USS Carl Vinson: The US woos an old enemy with a show of strength
There was a guy I met in the Navy, not really a friend, but a guy that was senior to me, an E-6 who was approaching retirement age who said that he planned to retire to Vietnam with his wife (who happened to be Chinese). I don't know if that's what he actually did, but I assume he did.

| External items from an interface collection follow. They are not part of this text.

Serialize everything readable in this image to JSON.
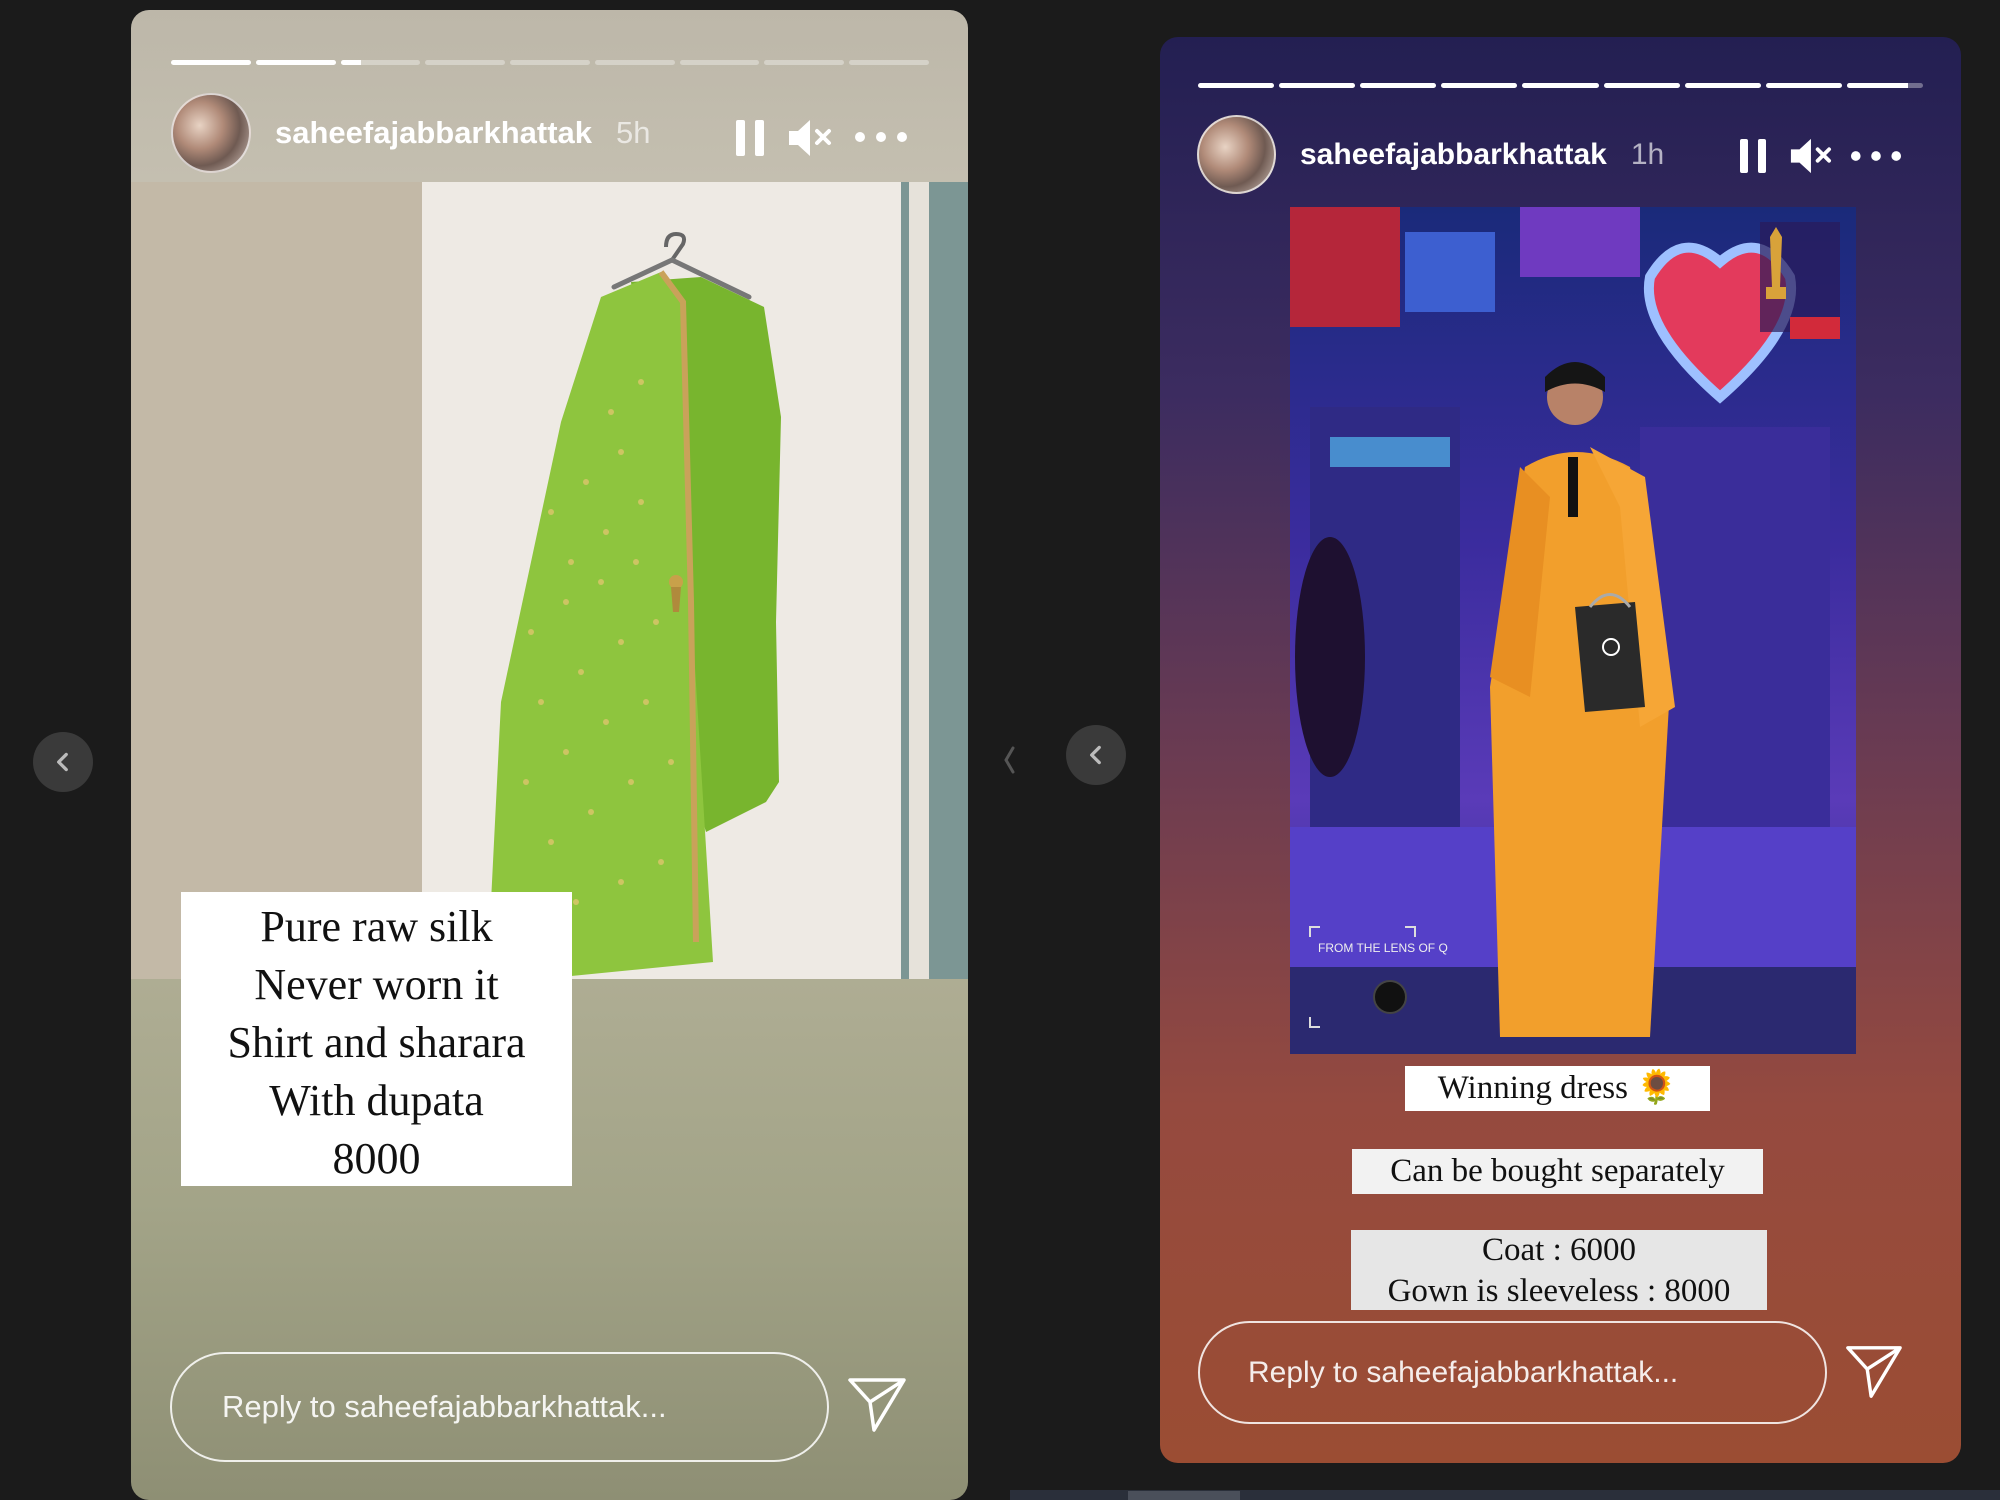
{
  "story1": {
    "username": "saheefajabbarkhattak",
    "time_ago": "5h",
    "progress_fill": [
      1,
      1,
      0.25,
      0,
      0,
      0,
      0,
      0,
      0
    ],
    "caption_lines": [
      "Pure raw silk",
      "Never worn it",
      "Shirt and sharara",
      "With dupata",
      "8000"
    ],
    "reply_placeholder": "Reply to saheefajabbarkhattak..."
  },
  "story2": {
    "username": "saheefajabbarkhattak",
    "time_ago": "1h",
    "progress_fill": [
      1,
      1,
      1,
      1,
      1,
      1,
      1,
      1,
      0.8
    ],
    "photo_watermark": "FROM THE LENS OF Q",
    "caption_winning": "Winning dress 🌻",
    "caption_separately": "Can be bought separately",
    "caption_prices": [
      "Coat : 6000",
      "Gown is sleeveless : 8000"
    ],
    "reply_placeholder": "Reply to saheefajabbarkhattak..."
  },
  "icons": {
    "pause": "pause-icon",
    "mute": "muted-speaker-icon",
    "more": "more-options-icon",
    "send": "paper-plane-icon",
    "prev": "chevron-left-icon"
  }
}
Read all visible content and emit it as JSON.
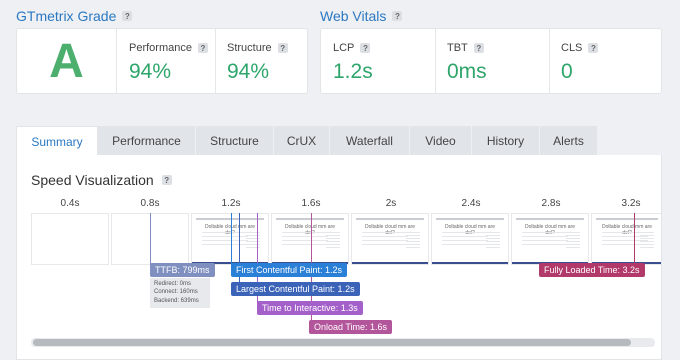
{
  "grade": {
    "title": "GTmetrix Grade",
    "help": "?",
    "letter": "A",
    "letter_color": "#4caf6e",
    "performance": {
      "label": "Performance",
      "value": "94%",
      "color": "#2ea56a"
    },
    "structure": {
      "label": "Structure",
      "value": "94%",
      "color": "#2ea56a"
    }
  },
  "vitals": {
    "title": "Web Vitals",
    "help": "?",
    "lcp": {
      "label": "LCP",
      "value": "1.2s",
      "color": "#2ea56a"
    },
    "tbt": {
      "label": "TBT",
      "value": "0ms",
      "color": "#2ea56a"
    },
    "cls": {
      "label": "CLS",
      "value": "0",
      "color": "#2ea56a"
    }
  },
  "tabs": [
    "Summary",
    "Performance",
    "Structure",
    "CrUX",
    "Waterfall",
    "Video",
    "History",
    "Alerts"
  ],
  "active_tab": "Summary",
  "speed": {
    "title": "Speed Visualization",
    "help": "?",
    "ticks": [
      "0.4s",
      "0.8s",
      "1.2s",
      "1.6s",
      "2s",
      "2.4s",
      "2.8s",
      "3.2s"
    ],
    "frame_text": "Doltable cloud mm are del?",
    "markers": {
      "ttfb": {
        "label": "TTFB: 799ms",
        "color": "#7f8fbf"
      },
      "fcp": {
        "label": "First Contentful Paint: 1.2s",
        "color": "#2a7fd6"
      },
      "lcp": {
        "label": "Largest Contentful Paint: 1.2s",
        "color": "#3b63b8"
      },
      "tti": {
        "label": "Time to Interactive: 1.3s",
        "color": "#a460c9"
      },
      "onload": {
        "label": "Onload Time: 1.6s",
        "color": "#b3559b"
      },
      "fully": {
        "label": "Fully Loaded Time: 3.2s",
        "color": "#b23a6a"
      }
    },
    "ttfb_detail": {
      "redirect": "Redirect: 0ms",
      "connect": "Connect: 160ms",
      "backend": "Backend: 639ms"
    }
  }
}
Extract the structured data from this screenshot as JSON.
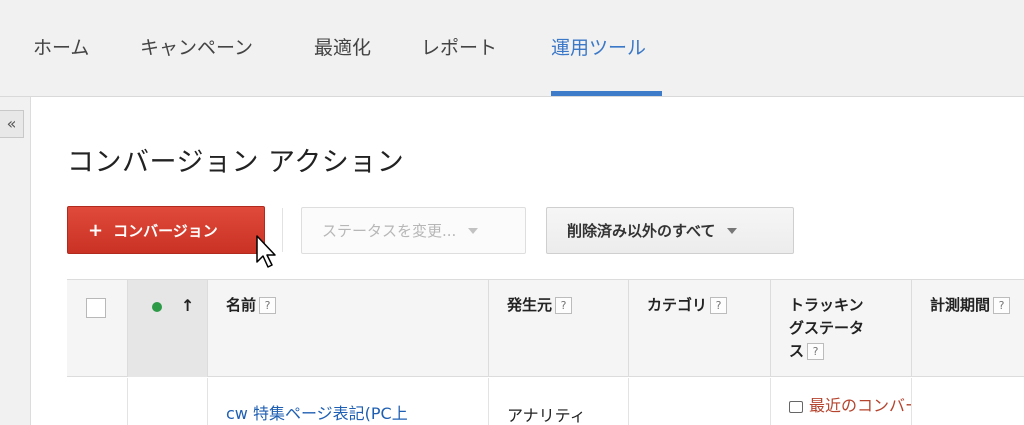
{
  "nav": {
    "tabs": [
      {
        "label": "ホーム"
      },
      {
        "label": "キャンペーン"
      },
      {
        "label": "最適化"
      },
      {
        "label": "レポート"
      },
      {
        "label": "運用ツール",
        "active": true
      }
    ]
  },
  "sidebar": {
    "collapse_label": "«"
  },
  "page": {
    "title": "コンバージョン アクション"
  },
  "toolbar": {
    "add_icon": "+",
    "add_label": "コンバージョン",
    "status_label": "ステータスを変更...",
    "filter_label": "削除済み以外のすべて"
  },
  "table": {
    "sort_icon": "↑",
    "help_mark": "?",
    "columns": {
      "name": "名前",
      "source": "発生元",
      "category": "カテゴリ",
      "tracking_l1": "トラッキン",
      "tracking_l2": "グステータ",
      "tracking_l3": "ス",
      "period": "計測期間"
    },
    "row": {
      "name": "cw 特集ページ表記(PC上",
      "source": "アナリティ",
      "tracking": "最近のコンバージ"
    }
  },
  "colors": {
    "accent": "#3e7bc9",
    "add_button": "#d63e2f",
    "status_enabled": "#2d9a48",
    "tracking_text": "#b5442e"
  }
}
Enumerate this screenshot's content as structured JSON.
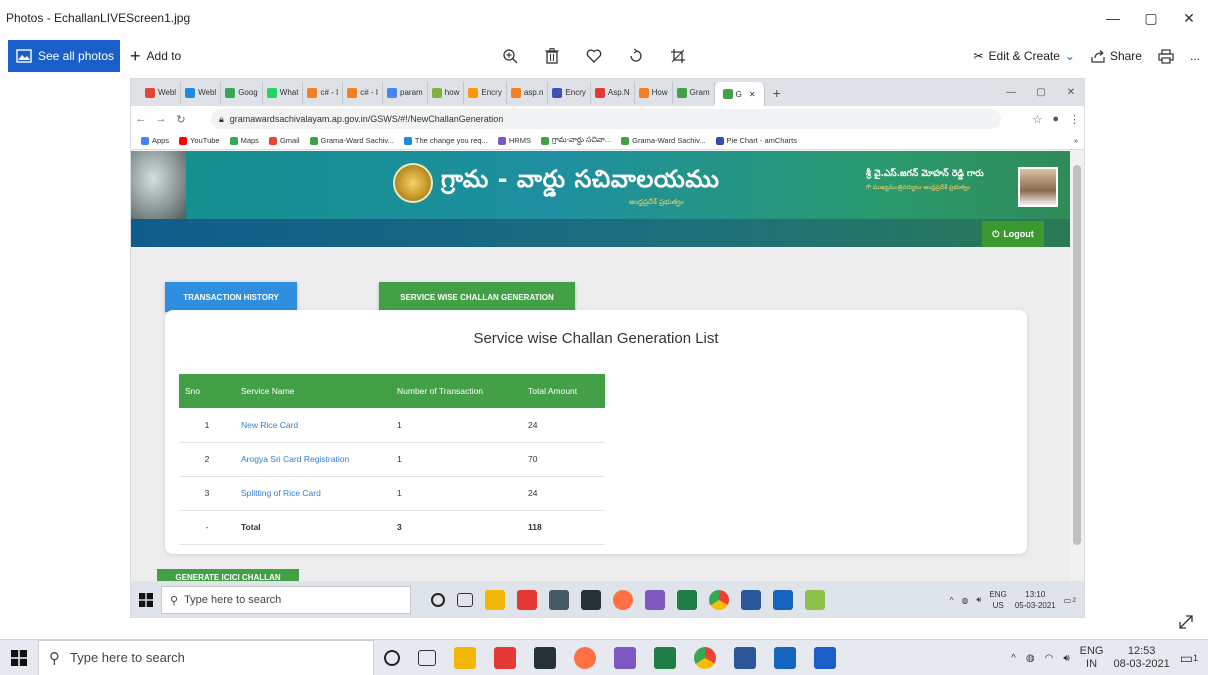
{
  "window": {
    "title": "Photos - EchallanLIVEScreen1.jpg",
    "controls": [
      "—",
      "▢",
      "✕"
    ]
  },
  "photos_toolbar": {
    "see_all": "See all photos",
    "add_to": "Add to",
    "edit_create": "Edit & Create",
    "share": "Share",
    "more": "..."
  },
  "browser": {
    "tabs": [
      {
        "label": "Webl",
        "color": "#ea4335"
      },
      {
        "label": "Webl",
        "color": "#1e88e5"
      },
      {
        "label": "Goog",
        "color": "#34a853"
      },
      {
        "label": "What",
        "color": "#25d366"
      },
      {
        "label": "c# - I",
        "color": "#f48024"
      },
      {
        "label": "c# - I",
        "color": "#f48024"
      },
      {
        "label": "param",
        "color": "#4285f4"
      },
      {
        "label": "how",
        "color": "#7cb342"
      },
      {
        "label": "Encry",
        "color": "#ff9800"
      },
      {
        "label": "asp.n",
        "color": "#f48024"
      },
      {
        "label": "Encry",
        "color": "#3f51b5"
      },
      {
        "label": "Asp.N",
        "color": "#e53935"
      },
      {
        "label": "How",
        "color": "#f48024"
      },
      {
        "label": "Gram",
        "color": "#43a047"
      },
      {
        "label": "G",
        "color": "#43a047",
        "active": true
      }
    ],
    "new_tab": "+",
    "url": "gramawardsachivalayam.ap.gov.in/GSWS/#!/NewChallanGeneration",
    "bookmarks": [
      {
        "label": "Apps",
        "color": "#4285f4"
      },
      {
        "label": "YouTube",
        "color": "#ff0000"
      },
      {
        "label": "Maps",
        "color": "#34a853"
      },
      {
        "label": "Gmail",
        "color": "#ea4335"
      },
      {
        "label": "Grama-Ward Sachiv...",
        "color": "#43a047"
      },
      {
        "label": "The change you req...",
        "color": "#1e88e5"
      },
      {
        "label": "HRMS",
        "color": "#7e57c2"
      },
      {
        "label": "గ్రామ-వార్డు సచివా...",
        "color": "#43a047"
      },
      {
        "label": "Grama-Ward Sachiv...",
        "color": "#43a047"
      },
      {
        "label": "Pie Chart - amCharts",
        "color": "#3949ab"
      }
    ],
    "more_bookmarks": "»"
  },
  "portal": {
    "title": "గ్రామ - వార్డు సచివాలయము",
    "subtitle": "ఆంధ్రప్రదేశ్ ప్రభుత్వం",
    "cm_name": "శ్రీ వై.ఎస్.జగన్ మోహన్ రెడ్డి గారు",
    "cm_role": "గౌ ముఖ్యమంత్రివర్యులు ఆంధ్రప్రదేశ్ ప్రభుత్వం",
    "logout": "Logout",
    "tab_history": "TRANSACTION HISTORY",
    "tab_service": "SERVICE WISE CHALLAN GENERATION",
    "list_title": "Service wise Challan Generation List",
    "table": {
      "headers": [
        "Sno",
        "Service Name",
        "Number of Transaction",
        "Total Amount"
      ],
      "rows": [
        [
          "1",
          "New Rice Card",
          "1",
          "24"
        ],
        [
          "2",
          "Arogya Sri Card Registration",
          "1",
          "70"
        ],
        [
          "3",
          "Splitting of Rice Card",
          "1",
          "24"
        ],
        [
          "-",
          "Total",
          "3",
          "118"
        ]
      ]
    },
    "generate_button": "GENERATE ICICI CHALLAN"
  },
  "inner_taskbar": {
    "search_placeholder": "Type here to search",
    "lang": "ENG",
    "region": "US",
    "time": "13:10",
    "date": "05-03-2021",
    "notifications": "2"
  },
  "taskbar": {
    "search_placeholder": "Type here to search",
    "lang": "ENG",
    "region": "IN",
    "time": "12:53",
    "date": "08-03-2021",
    "notifications": "1"
  }
}
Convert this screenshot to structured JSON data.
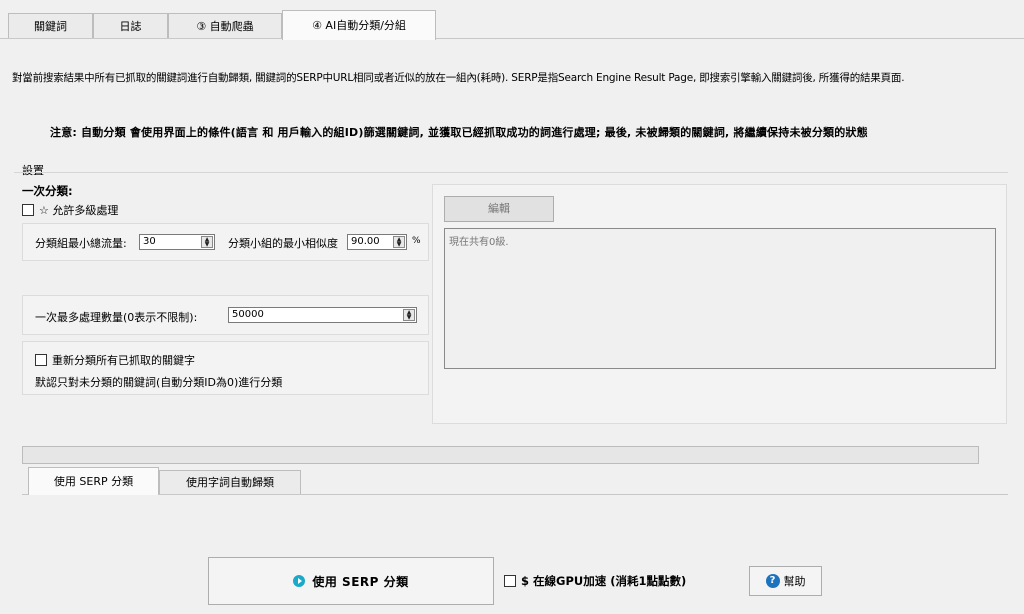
{
  "tabs": [
    {
      "label": "關鍵詞"
    },
    {
      "label": "日誌"
    },
    {
      "label": "③ 自動爬蟲"
    },
    {
      "label": "④ AI自動分類/分組"
    }
  ],
  "description": "對當前搜索結果中所有已抓取的關鍵詞進行自動歸類, 關鍵詞的SERP中URL相同或者近似的放在一組內(耗時).  SERP是指Search Engine Result Page, 即搜索引擎輸入關鍵詞後, 所獲得的結果頁面.",
  "notice": "注意: 自動分類 會使用界面上的條件(語言 和 用戶輸入的組ID)篩選關鍵詞, 並獲取已經抓取成功的詞進行處理; 最後, 未被歸類的關鍵詞, 將繼續保持未被分類的狀態",
  "settings": {
    "title": "設置",
    "first_classification": "一次分類:",
    "allow_multilevel": "☆ 允許多級處理",
    "min_total_traffic_label": "分類組最小總流量:",
    "min_total_traffic_value": "30",
    "min_similarity_label": "分類小組的最小相似度",
    "min_similarity_value": "90.00",
    "min_similarity_unit": "%",
    "max_process_label": "一次最多處理數量(0表示不限制):",
    "max_process_value": "50000",
    "reclassify_label": "重新分類所有已抓取的關鍵字",
    "reclassify_note": "默認只對未分類的關鍵詞(自動分類ID為0)進行分類"
  },
  "editor": {
    "edit_label": "編輯",
    "content": "現在共有0級."
  },
  "progress": {
    "value": 0
  },
  "subtabs": [
    {
      "label": "使用 SERP 分類"
    },
    {
      "label": "使用字詞自動歸類"
    }
  ],
  "actions": {
    "run_label": "使用 SERP 分類",
    "gpu_label": "$ 在線GPU加速 (消耗1點點數)",
    "help_label": "幫助"
  },
  "colors": {
    "accent_icon": "#1ba9c9",
    "help_icon": "#1e73be"
  }
}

His E-6 Navy pension would supposedly be more than enough to live on comfortably in Vietnam.
Anyway, now the Navy is finally going to be landing there from time to time I guess:
The USS Carl Vinson's arrival in Danang this week is a visible gesture of commitment by Washington to the country with which it fought a terrible war just two generations ago.
An absence of recrimination
The US-Vietnam rapprochement dates back to the restoration of diplomatic relations in 1995. Since then there has been a steady improvement in ties, through trade, cultural exchanges, diplomacy and military co-operation.
Disagreements over the harsh treatment of political and religious dissidents in Vietnam have not been allowed to interrupt this progression, and there is a remarkable absence of recriminations over the past.
The fact that the USS Carl Vinson is docking just a few kilometres from the beach where US combat troops first landed in Vietnam in 1965, and not far from some of the bloodiest battlefields of the war, presents a poignant historic backdrop to this visit, but in no way overshadows it. This is the culmination of a quiet, careful courtship.
The rise of China is what drives it, for the Americans and for the Vietnamese.
Despite the better-known history of the US-Vietnam conflict, Vietnamese resentment of its giant neighbour goes back much further, embedded in the folk memory of a millennium of Chinese domination in ancient times.
Vietnam shares a border more than 1,000km (620 miles) long with China, through which more than $90bn (£65bn) in trade passes, but which in 1979 was the scene of a short war in which thousands of troops died on both sides.